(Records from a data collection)
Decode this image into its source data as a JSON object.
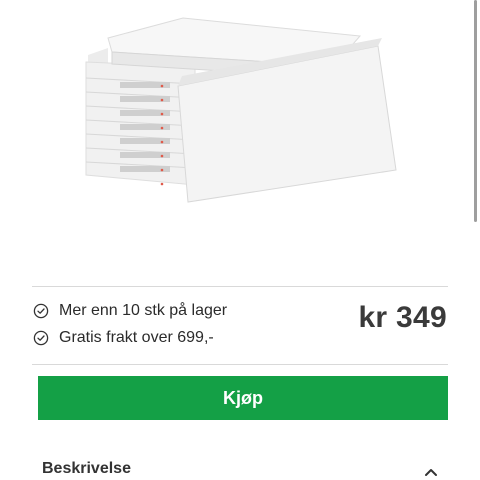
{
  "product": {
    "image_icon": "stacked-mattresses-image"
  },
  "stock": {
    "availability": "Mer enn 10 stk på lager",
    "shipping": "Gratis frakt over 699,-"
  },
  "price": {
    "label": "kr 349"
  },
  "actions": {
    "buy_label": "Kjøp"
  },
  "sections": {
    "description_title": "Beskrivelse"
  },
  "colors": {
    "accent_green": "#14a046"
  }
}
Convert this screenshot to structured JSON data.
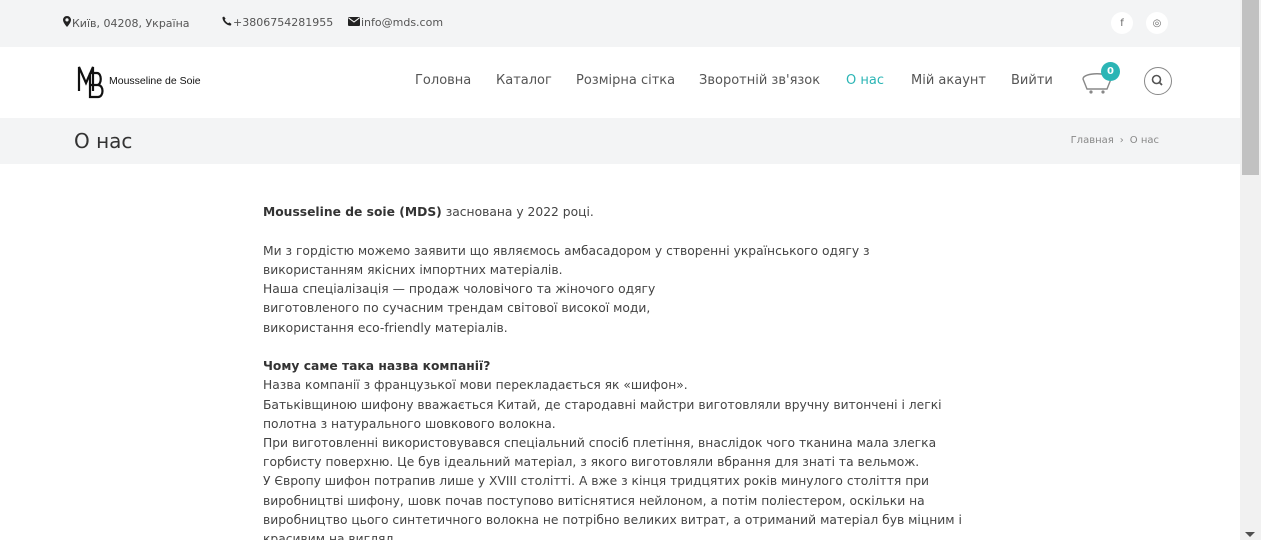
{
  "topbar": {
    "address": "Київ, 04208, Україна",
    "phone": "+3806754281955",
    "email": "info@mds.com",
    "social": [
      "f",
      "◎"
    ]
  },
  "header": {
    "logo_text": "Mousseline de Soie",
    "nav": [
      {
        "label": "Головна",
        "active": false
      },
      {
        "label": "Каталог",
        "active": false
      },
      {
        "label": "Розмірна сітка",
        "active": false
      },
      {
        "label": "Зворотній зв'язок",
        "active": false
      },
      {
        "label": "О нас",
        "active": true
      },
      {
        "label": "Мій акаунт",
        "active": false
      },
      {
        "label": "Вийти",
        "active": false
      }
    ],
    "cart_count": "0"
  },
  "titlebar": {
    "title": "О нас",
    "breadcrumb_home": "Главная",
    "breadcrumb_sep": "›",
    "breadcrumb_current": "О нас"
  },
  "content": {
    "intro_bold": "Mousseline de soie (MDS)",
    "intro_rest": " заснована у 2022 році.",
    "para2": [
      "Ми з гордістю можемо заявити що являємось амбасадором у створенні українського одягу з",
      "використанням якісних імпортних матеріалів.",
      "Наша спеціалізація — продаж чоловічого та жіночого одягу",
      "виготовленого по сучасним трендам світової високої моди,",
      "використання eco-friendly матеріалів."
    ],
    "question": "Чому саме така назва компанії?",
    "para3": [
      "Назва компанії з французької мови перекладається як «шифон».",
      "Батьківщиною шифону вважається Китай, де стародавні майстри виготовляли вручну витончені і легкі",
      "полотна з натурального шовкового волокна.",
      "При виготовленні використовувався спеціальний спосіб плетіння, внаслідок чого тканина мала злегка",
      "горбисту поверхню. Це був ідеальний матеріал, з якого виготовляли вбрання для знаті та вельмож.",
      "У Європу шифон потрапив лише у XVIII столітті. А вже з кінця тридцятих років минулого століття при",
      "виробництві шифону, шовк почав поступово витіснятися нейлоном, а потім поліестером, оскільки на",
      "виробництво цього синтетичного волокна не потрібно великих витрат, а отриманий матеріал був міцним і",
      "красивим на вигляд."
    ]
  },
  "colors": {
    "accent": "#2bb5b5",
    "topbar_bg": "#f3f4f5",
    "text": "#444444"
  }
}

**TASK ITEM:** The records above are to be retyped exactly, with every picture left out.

**EXPECTED ANSWER:**
Decode this image into its source data as a JSON object.
{
  "product": {
    "image_icon": "stacked-mattresses-image"
  },
  "stock": {
    "availability": "Mer enn 10 stk på lager",
    "shipping": "Gratis frakt over 699,-"
  },
  "price": {
    "label": "kr 349"
  },
  "actions": {
    "buy_label": "Kjøp"
  },
  "sections": {
    "description_title": "Beskrivelse"
  },
  "colors": {
    "accent_green": "#14a046"
  }
}
Convert this screenshot to structured JSON data.
{
  "topbar": {
    "address": "Київ, 04208, Україна",
    "phone": "+3806754281955",
    "email": "info@mds.com",
    "social": [
      "f",
      "◎"
    ]
  },
  "header": {
    "logo_text": "Mousseline de Soie",
    "nav": [
      {
        "label": "Головна",
        "active": false
      },
      {
        "label": "Каталог",
        "active": false
      },
      {
        "label": "Розмірна сітка",
        "active": false
      },
      {
        "label": "Зворотній зв'язок",
        "active": false
      },
      {
        "label": "О нас",
        "active": true
      },
      {
        "label": "Мій акаунт",
        "active": false
      },
      {
        "label": "Вийти",
        "active": false
      }
    ],
    "cart_count": "0"
  },
  "titlebar": {
    "title": "О нас",
    "breadcrumb_home": "Главная",
    "breadcrumb_sep": "›",
    "breadcrumb_current": "О нас"
  },
  "content": {
    "intro_bold": "Mousseline de soie (MDS)",
    "intro_rest": " заснована у 2022 році.",
    "para2": [
      "Ми з гордістю можемо заявити що являємось амбасадором у створенні українського одягу з",
      "використанням якісних імпортних матеріалів.",
      "Наша спеціалізація — продаж чоловічого та жіночого одягу",
      "виготовленого по сучасним трендам світової високої моди,",
      "використання eco-friendly матеріалів."
    ],
    "question": "Чому саме така назва компанії?",
    "para3": [
      "Назва компанії з французької мови перекладається як «шифон».",
      "Батьківщиною шифону вважається Китай, де стародавні майстри виготовляли вручну витончені і легкі",
      "полотна з натурального шовкового волокна.",
      "При виготовленні використовувався спеціальний спосіб плетіння, внаслідок чого тканина мала злегка",
      "горбисту поверхню. Це був ідеальний матеріал, з якого виготовляли вбрання для знаті та вельмож.",
      "У Європу шифон потрапив лише у XVIII столітті. А вже з кінця тридцятих років минулого століття при",
      "виробництві шифону, шовк почав поступово витіснятися нейлоном, а потім поліестером, оскільки на",
      "виробництво цього синтетичного волокна не потрібно великих витрат, а отриманий матеріал був міцним і",
      "красивим на вигляд."
    ]
  },
  "colors": {
    "accent": "#2bb5b5",
    "topbar_bg": "#f3f4f5",
    "text": "#444444"
  }
}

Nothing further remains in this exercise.